Synopsis: Set in 1823,
explorer Hugh Glass leads an expedition party of a few dozen trappers
through the Missouri River Territory when they are attacked at their
camp by Native Americans, causing the group to split up. While in the
forest, Glass was badly mauled by a bear. Barely alive, he is betrayed
by fellow trapper, John Fitgerald, a heartless Texan in the group, who
murders Glass' son and abandons the party. Struggling to survive, Glass
plots to find Fitzgerald and avenge his son's death.
*Warning: Contains Spoilers
Many of the fur traders and members of the Arikara tribe were hardy men, but acted as brutes - spiritually lacking in love and compassion, which reduced them to behaving from an animalistic level for basic survival.
The harshness of early American frontier life within the Northern Plains was punctuated by the biting cold of Winter. Even the grayness around them symbolically colored the conflict about their choices.
Native Americans were regarded as savages. Anytime a group reduces another as sub-human, it's a means to justify any acts of violence against them. Bearing a half-breed native child during the 1800s were viewed with dislike and distrust - made obvious in the film with the traders' reactions to Hawk, the Indian son of Hugh Glass.
A brutal scene in the movie was of Glass getting badly mauled by a grizzly bear.
Native Americans revere Bears for their strength and confidence. This reflects Glass' own fearlessness. His Life Force is strong, evident in his statement, "As long as you can still grab a breath, you fight. You breathe...keep breathing."
Being attacked by a bear can be a form of Bear Medicine for Glass, as if to say, "Let me help kill you so you don't have to keep doing it to yourself," for the emotional wounds festering within him and choosing a brutal journey this lifetime.
the half-native son of Glass is part Pawnee. Native Americans regard
the Hawk as the Messenger of the Spirit world with the power of vision
and observation. He was aptly named Hawk for carrying ghostly visions
of his deceased mother (from the unseen world), a heart balm for his
After witnessing the brutal murder of his son by Fitzgerald, Glass was fiercely determined to avenge his death.
anyone seeking revenge, there is no peace from it. We are not separate
from each other, contrary to what the ego and mind want you to believe
by projecting the illusion of separateness from others. Once you play
out either role of being the victim or perpetrator, you are karmically
tied to the other person.
If there really is no separation between yourself and others, then the need to forgive another is also an illusion. On a subconscious level, every person within all of your painful memories is you. Again, there is no separation. The understanding that what you do to others, you do to yourself, is absolutely true.
The real forgiveness is with yourself. Self-forgiveness can release you of wanting to act out of righteous anger and evolve beyond the vicious cycle of destructive energy to feel whole again.
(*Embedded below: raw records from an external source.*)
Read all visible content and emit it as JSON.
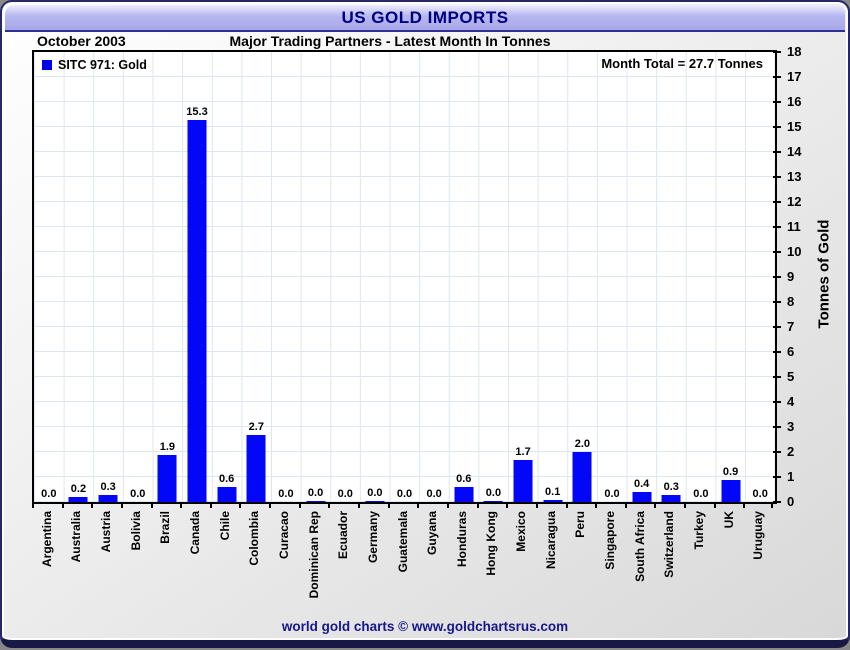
{
  "window": {
    "title": "US GOLD IMPORTS",
    "footer": "world gold charts © www.goldchartsrus.com"
  },
  "header": {
    "date": "October 2003",
    "subtitle": "Major Trading Partners - Latest Month In Tonnes"
  },
  "legend": {
    "label": "SITC 971: Gold",
    "swatch_color": "#0000e8"
  },
  "annotation": {
    "month_total": "Month Total = 27.7 Tonnes"
  },
  "chart_data": {
    "type": "bar",
    "title": "US GOLD IMPORTS",
    "subtitle": "Major Trading Partners - Latest Month In Tonnes",
    "period": "October 2003",
    "categories": [
      "Argentina",
      "Australia",
      "Austria",
      "Bolivia",
      "Brazil",
      "Canada",
      "Chile",
      "Colombia",
      "Curacao",
      "Dominican Rep",
      "Ecuador",
      "Germany",
      "Guatemala",
      "Guyana",
      "Honduras",
      "Hong Kong",
      "Mexico",
      "Nicaragua",
      "Peru",
      "Singapore",
      "South Africa",
      "Switzerland",
      "Turkey",
      "UK",
      "Uruguay"
    ],
    "values": [
      0.0,
      0.2,
      0.3,
      0.0,
      1.9,
      15.3,
      0.6,
      2.7,
      0.0,
      0.04,
      0.0,
      0.04,
      0.0,
      0.0,
      0.6,
      0.04,
      1.7,
      0.1,
      2.0,
      0.0,
      0.4,
      0.3,
      0.0,
      0.9,
      0.0
    ],
    "value_labels": [
      "0.0",
      "0.2",
      "0.3",
      "0.0",
      "1.9",
      "15.3",
      "0.6",
      "2.7",
      "0.0",
      "0.0",
      "0.0",
      "0.0",
      "0.0",
      "0.0",
      "0.6",
      "0.0",
      "1.7",
      "0.1",
      "2.0",
      "0.0",
      "0.4",
      "0.3",
      "0.0",
      "0.9",
      "0.0"
    ],
    "series_name": "SITC 971: Gold",
    "month_total_tonnes": 27.7,
    "xlabel": "",
    "ylabel": "Tonnes of Gold",
    "ylim": [
      0,
      18
    ],
    "ytick_step": 1,
    "grid": true,
    "legend_position": "top-left",
    "bar_color": "#0207f8"
  }
}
Based on the work of self-help expert, Byron Katie, she teaches that you can ask yourself several questions to effectively release a stressful thought or feeling.
According to her, we all want three, basic things: love acceptance, and approval. We mistakenly believe that these three wants can be attained outside of ourselves, so we expect (sometimes demand) those around us act a certain way or that life needs to be just so in order for us to feel better inside. When it doesn't happen, we have a stressful thought with an emotional charge around it. We can let go of these demands on others because the love, acceptance and approval are abundantly available within to give to ourselves.
In the case of Hugh Glass, he felt hell-bent on committing a revenge killing. Questions he can ask himself to reconnect with his loving heart are, Who would I be if I can never have the thought of wanting to kill John Fitzgerald out of revenge? And, How have I killed myself by wanting revenge?